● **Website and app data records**
___

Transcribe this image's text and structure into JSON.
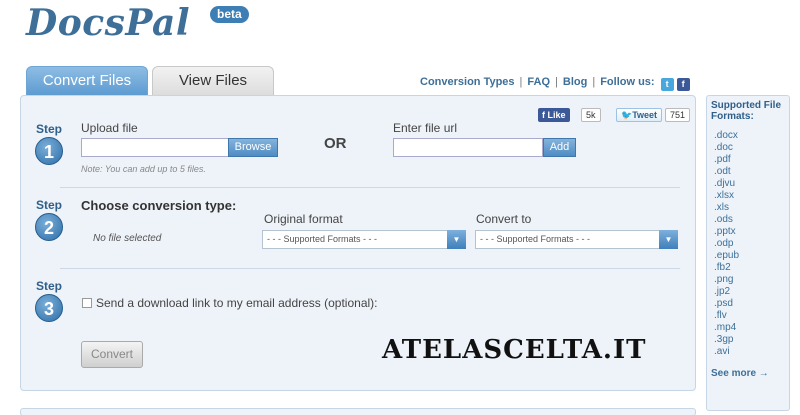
{
  "logo": {
    "text": "DocsPal",
    "badge": "beta"
  },
  "tabs": [
    {
      "label": "Convert Files"
    },
    {
      "label": "View Files"
    }
  ],
  "toplinks": {
    "conversion_types": "Conversion Types",
    "faq": "FAQ",
    "blog": "Blog",
    "follow_us": "Follow us:",
    "sep": "|"
  },
  "social": {
    "like_label": "Like",
    "like_count": "5k",
    "tweet_label": "Tweet",
    "tweet_count": "751"
  },
  "step1": {
    "step_word": "Step",
    "number": "1",
    "upload_label": "Upload file",
    "browse": "Browse",
    "note": "Note: You can add up to 5 files.",
    "or": "OR",
    "url_label": "Enter file url",
    "add": "Add"
  },
  "step2": {
    "step_word": "Step",
    "number": "2",
    "title": "Choose conversion type:",
    "no_file": "No file selected",
    "original_label": "Original format",
    "original_value": "- - - Supported Formats - - -",
    "convert_label": "Convert to",
    "convert_value": "- - - Supported Formats - - -"
  },
  "step3": {
    "step_word": "Step",
    "number": "3",
    "email_option": "Send a download link to my email address (optional):",
    "convert_button": "Convert"
  },
  "sidebar": {
    "title": "Supported File Formats:",
    "formats": [
      ".docx",
      ".doc",
      ".pdf",
      ".odt",
      ".djvu",
      ".xlsx",
      ".xls",
      ".ods",
      ".pptx",
      ".odp",
      ".epub",
      ".fb2",
      ".png",
      ".jp2",
      ".psd",
      ".flv",
      ".mp4",
      ".3gp",
      ".avi"
    ],
    "see_more": "See more →"
  },
  "watermark": "ATELASCELTA.IT",
  "colors": {
    "brand": "#3d6f98",
    "accent": "#5b9ad0",
    "panel": "#eef3f9"
  }
}
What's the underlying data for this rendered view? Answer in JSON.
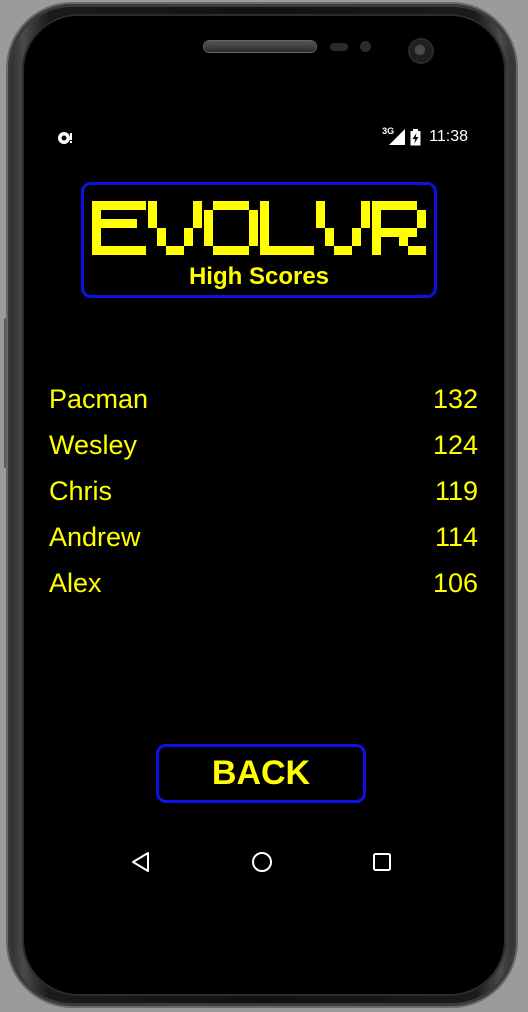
{
  "status_bar": {
    "left_icon": "debug-notification-icon",
    "network_label": "3G",
    "signal_icon": "signal-icon",
    "battery_icon": "battery-charging-icon",
    "time": "11:38"
  },
  "header": {
    "logo_text": "EVOLVR",
    "subtitle": "High Scores",
    "accent_color": "#ffff00",
    "border_color": "#1010e8"
  },
  "scores": [
    {
      "name": "Pacman",
      "score": "132"
    },
    {
      "name": "Wesley",
      "score": "124"
    },
    {
      "name": "Chris",
      "score": "119"
    },
    {
      "name": "Andrew",
      "score": "114"
    },
    {
      "name": "Alex",
      "score": "106"
    }
  ],
  "back_button": {
    "label": "BACK"
  },
  "nav_bar": {
    "back_icon": "triangle-back-icon",
    "home_icon": "circle-home-icon",
    "recents_icon": "square-recents-icon"
  }
}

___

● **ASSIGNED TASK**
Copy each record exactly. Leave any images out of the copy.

● **ANSWER FOR THE TASK**
Transcribe this image's text and structure into JSON.
{
  "logo": {
    "text": "DocsPal",
    "badge": "beta"
  },
  "tabs": [
    {
      "label": "Convert Files"
    },
    {
      "label": "View Files"
    }
  ],
  "toplinks": {
    "conversion_types": "Conversion Types",
    "faq": "FAQ",
    "blog": "Blog",
    "follow_us": "Follow us:",
    "sep": "|"
  },
  "social": {
    "like_label": "Like",
    "like_count": "5k",
    "tweet_label": "Tweet",
    "tweet_count": "751"
  },
  "step1": {
    "step_word": "Step",
    "number": "1",
    "upload_label": "Upload file",
    "browse": "Browse",
    "note": "Note: You can add up to 5 files.",
    "or": "OR",
    "url_label": "Enter file url",
    "add": "Add"
  },
  "step2": {
    "step_word": "Step",
    "number": "2",
    "title": "Choose conversion type:",
    "no_file": "No file selected",
    "original_label": "Original format",
    "original_value": "- - - Supported Formats - - -",
    "convert_label": "Convert to",
    "convert_value": "- - - Supported Formats - - -"
  },
  "step3": {
    "step_word": "Step",
    "number": "3",
    "email_option": "Send a download link to my email address (optional):",
    "convert_button": "Convert"
  },
  "sidebar": {
    "title": "Supported File Formats:",
    "formats": [
      ".docx",
      ".doc",
      ".pdf",
      ".odt",
      ".djvu",
      ".xlsx",
      ".xls",
      ".ods",
      ".pptx",
      ".odp",
      ".epub",
      ".fb2",
      ".png",
      ".jp2",
      ".psd",
      ".flv",
      ".mp4",
      ".3gp",
      ".avi"
    ],
    "see_more": "See more →"
  },
  "watermark": "ATELASCELTA.IT",
  "colors": {
    "brand": "#3d6f98",
    "accent": "#5b9ad0",
    "panel": "#eef3f9"
  }
}
What's the underlying data for this rendered view? Answer in JSON.
{
  "status_bar": {
    "left_icon": "debug-notification-icon",
    "network_label": "3G",
    "signal_icon": "signal-icon",
    "battery_icon": "battery-charging-icon",
    "time": "11:38"
  },
  "header": {
    "logo_text": "EVOLVR",
    "subtitle": "High Scores",
    "accent_color": "#ffff00",
    "border_color": "#1010e8"
  },
  "scores": [
    {
      "name": "Pacman",
      "score": "132"
    },
    {
      "name": "Wesley",
      "score": "124"
    },
    {
      "name": "Chris",
      "score": "119"
    },
    {
      "name": "Andrew",
      "score": "114"
    },
    {
      "name": "Alex",
      "score": "106"
    }
  ],
  "back_button": {
    "label": "BACK"
  },
  "nav_bar": {
    "back_icon": "triangle-back-icon",
    "home_icon": "circle-home-icon",
    "recents_icon": "square-recents-icon"
  }
}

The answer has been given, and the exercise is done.